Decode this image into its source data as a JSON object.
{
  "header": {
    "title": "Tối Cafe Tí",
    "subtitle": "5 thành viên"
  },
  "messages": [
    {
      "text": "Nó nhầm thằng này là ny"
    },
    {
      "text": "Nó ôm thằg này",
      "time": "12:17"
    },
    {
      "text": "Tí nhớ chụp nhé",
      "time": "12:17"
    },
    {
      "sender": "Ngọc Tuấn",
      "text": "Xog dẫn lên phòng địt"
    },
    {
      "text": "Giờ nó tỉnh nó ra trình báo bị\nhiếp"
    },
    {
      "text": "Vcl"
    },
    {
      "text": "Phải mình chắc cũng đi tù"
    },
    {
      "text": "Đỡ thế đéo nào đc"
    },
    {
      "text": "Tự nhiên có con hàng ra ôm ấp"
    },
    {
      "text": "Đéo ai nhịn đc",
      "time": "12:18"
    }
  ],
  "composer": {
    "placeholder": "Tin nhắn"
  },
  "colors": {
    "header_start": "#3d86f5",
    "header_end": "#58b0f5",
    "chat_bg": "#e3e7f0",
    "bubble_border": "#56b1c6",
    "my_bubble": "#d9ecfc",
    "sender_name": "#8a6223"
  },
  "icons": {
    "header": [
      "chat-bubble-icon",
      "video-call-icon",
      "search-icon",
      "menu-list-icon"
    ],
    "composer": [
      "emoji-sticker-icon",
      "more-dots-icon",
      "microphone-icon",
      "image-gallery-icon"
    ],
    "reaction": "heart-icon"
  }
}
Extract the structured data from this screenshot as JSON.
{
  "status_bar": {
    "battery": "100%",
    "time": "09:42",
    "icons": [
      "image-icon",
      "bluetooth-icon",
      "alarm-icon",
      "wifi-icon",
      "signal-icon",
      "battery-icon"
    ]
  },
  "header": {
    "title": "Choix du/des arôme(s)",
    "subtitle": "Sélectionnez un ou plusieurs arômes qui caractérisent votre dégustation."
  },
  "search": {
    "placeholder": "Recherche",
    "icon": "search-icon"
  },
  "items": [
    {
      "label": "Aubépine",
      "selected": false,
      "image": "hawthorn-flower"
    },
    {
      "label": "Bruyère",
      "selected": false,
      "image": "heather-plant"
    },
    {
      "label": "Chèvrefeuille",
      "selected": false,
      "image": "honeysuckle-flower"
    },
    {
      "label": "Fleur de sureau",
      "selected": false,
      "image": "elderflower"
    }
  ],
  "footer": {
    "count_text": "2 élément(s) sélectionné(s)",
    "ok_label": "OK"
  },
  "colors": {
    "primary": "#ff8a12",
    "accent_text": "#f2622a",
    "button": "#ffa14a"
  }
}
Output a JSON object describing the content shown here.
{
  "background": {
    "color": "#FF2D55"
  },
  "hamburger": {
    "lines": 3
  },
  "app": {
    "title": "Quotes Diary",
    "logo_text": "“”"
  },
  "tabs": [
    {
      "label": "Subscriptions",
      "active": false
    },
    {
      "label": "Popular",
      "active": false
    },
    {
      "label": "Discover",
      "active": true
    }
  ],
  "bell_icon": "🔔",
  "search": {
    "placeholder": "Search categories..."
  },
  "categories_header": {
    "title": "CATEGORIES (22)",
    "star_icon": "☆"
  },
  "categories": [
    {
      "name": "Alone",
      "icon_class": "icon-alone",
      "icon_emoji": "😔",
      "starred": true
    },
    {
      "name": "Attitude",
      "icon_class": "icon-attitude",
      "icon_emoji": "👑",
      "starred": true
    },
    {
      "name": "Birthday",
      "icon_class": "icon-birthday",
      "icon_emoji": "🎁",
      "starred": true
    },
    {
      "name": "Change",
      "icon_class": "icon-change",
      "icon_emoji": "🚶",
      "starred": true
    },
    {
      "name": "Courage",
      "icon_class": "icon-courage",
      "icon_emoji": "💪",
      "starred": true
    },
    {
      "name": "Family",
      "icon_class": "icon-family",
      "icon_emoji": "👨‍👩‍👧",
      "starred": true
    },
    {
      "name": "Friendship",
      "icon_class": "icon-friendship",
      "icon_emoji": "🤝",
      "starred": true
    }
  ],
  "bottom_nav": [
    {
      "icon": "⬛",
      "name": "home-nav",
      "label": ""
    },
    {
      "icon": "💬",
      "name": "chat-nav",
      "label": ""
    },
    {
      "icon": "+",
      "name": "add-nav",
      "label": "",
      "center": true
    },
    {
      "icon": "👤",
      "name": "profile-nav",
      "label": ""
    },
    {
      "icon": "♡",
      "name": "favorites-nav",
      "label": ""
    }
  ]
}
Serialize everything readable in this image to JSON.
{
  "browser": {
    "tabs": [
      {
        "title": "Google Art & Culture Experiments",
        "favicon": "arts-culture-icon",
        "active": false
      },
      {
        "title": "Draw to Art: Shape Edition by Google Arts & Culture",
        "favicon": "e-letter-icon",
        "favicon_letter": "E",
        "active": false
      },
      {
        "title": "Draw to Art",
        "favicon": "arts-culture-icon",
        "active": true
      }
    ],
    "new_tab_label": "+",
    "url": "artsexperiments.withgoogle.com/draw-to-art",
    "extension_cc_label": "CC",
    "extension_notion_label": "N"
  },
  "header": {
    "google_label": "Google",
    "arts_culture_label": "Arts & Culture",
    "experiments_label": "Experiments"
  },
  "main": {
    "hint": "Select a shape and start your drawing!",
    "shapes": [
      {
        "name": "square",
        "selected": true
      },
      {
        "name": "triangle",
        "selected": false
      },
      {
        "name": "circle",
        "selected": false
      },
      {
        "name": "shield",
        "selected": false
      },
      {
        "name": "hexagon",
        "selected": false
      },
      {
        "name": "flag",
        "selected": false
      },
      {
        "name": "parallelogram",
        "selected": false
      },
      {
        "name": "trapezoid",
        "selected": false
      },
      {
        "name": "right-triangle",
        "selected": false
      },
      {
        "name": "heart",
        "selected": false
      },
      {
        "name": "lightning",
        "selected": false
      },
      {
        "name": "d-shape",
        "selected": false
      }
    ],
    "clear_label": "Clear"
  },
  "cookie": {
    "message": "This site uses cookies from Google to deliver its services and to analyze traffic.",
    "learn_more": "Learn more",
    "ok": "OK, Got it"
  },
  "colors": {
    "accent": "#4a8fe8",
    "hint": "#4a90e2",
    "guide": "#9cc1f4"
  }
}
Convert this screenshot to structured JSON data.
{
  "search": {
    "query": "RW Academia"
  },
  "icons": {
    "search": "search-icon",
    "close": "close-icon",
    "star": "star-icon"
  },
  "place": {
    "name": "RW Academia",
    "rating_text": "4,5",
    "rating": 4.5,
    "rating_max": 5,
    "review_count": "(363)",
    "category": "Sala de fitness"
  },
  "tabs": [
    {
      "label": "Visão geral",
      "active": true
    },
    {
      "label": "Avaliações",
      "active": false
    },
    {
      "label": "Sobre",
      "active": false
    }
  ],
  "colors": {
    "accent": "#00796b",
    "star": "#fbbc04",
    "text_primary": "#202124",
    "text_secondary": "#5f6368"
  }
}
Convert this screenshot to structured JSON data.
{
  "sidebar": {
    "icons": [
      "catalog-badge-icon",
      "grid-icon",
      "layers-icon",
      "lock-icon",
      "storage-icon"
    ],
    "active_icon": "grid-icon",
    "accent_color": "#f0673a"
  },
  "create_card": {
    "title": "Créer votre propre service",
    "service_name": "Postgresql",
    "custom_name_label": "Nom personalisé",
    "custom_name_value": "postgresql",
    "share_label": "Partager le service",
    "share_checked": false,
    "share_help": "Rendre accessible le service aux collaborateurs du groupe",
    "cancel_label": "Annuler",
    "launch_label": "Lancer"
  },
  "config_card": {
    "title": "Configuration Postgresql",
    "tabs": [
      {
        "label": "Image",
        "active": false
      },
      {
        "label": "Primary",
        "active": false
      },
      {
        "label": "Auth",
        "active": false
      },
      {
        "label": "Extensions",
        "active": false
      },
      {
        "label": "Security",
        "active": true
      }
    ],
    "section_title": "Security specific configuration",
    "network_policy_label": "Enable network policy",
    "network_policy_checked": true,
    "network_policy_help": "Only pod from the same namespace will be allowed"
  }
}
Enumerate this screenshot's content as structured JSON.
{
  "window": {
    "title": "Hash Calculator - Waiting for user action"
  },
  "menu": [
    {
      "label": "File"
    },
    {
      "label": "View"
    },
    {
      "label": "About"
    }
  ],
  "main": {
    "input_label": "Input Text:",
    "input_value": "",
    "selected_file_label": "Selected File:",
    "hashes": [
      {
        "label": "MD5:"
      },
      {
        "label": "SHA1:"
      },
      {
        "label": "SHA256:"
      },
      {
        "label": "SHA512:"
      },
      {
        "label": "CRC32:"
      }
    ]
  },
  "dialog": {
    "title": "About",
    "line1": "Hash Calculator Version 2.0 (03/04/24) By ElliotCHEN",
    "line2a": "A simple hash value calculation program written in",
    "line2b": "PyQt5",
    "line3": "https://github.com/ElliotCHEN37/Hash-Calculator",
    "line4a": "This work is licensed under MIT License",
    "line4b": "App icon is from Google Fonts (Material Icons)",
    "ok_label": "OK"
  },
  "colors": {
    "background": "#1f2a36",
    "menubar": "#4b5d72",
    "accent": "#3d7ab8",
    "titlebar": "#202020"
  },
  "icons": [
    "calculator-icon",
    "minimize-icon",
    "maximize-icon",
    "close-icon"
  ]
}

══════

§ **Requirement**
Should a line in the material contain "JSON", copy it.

§ **Exercise result**
Decode this image into its source data as a JSON object.
Extract the structured data from this screenshot as JSON.
Output a JSON object describing the content shown here.
Serialize everything readable in this image to JSON.
Convert this screenshot to structured JSON data.
Convert this screenshot to structured JSON data.
Enumerate this screenshot's content as structured JSON.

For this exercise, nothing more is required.